▸ **Dataset extract**:

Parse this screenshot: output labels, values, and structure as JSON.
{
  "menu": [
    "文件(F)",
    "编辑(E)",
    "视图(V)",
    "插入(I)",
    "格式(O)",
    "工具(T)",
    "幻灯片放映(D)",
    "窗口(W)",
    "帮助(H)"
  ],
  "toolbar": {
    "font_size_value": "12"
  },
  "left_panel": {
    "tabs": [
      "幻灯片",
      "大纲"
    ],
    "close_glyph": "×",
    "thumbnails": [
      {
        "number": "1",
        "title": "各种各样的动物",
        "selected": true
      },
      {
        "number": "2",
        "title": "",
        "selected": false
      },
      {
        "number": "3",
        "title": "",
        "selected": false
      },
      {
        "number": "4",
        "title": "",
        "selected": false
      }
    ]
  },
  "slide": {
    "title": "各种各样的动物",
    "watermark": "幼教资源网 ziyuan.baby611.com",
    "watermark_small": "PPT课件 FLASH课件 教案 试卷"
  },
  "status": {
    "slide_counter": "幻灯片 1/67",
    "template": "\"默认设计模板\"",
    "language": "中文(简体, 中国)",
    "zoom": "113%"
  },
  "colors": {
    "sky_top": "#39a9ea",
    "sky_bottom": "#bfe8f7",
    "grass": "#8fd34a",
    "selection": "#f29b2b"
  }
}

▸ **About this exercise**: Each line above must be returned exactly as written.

▸ **Exercise response**:
Parse this screenshot: output labels, values, and structure as JSON.
{
  "menu": [
    "文件(F)",
    "编辑(E)",
    "视图(V)",
    "插入(I)",
    "格式(O)",
    "工具(T)",
    "幻灯片放映(D)",
    "窗口(W)",
    "帮助(H)"
  ],
  "toolbar": {
    "font_size_value": "12"
  },
  "left_panel": {
    "tabs": [
      "幻灯片",
      "大纲"
    ],
    "close_glyph": "×",
    "thumbnails": [
      {
        "number": "1",
        "title": "各种各样的动物",
        "selected": true
      },
      {
        "number": "2",
        "title": "",
        "selected": false
      },
      {
        "number": "3",
        "title": "",
        "selected": false
      },
      {
        "number": "4",
        "title": "",
        "selected": false
      }
    ]
  },
  "slide": {
    "title": "各种各样的动物",
    "watermark": "幼教资源网 ziyuan.baby611.com",
    "watermark_small": "PPT课件 FLASH课件 教案 试卷"
  },
  "status": {
    "slide_counter": "幻灯片 1/67",
    "template": "\"默认设计模板\"",
    "language": "中文(简体, 中国)",
    "zoom": "113%"
  },
  "colors": {
    "sky_top": "#39a9ea",
    "sky_bottom": "#bfe8f7",
    "grass": "#8fd34a",
    "selection": "#f29b2b"
  }
}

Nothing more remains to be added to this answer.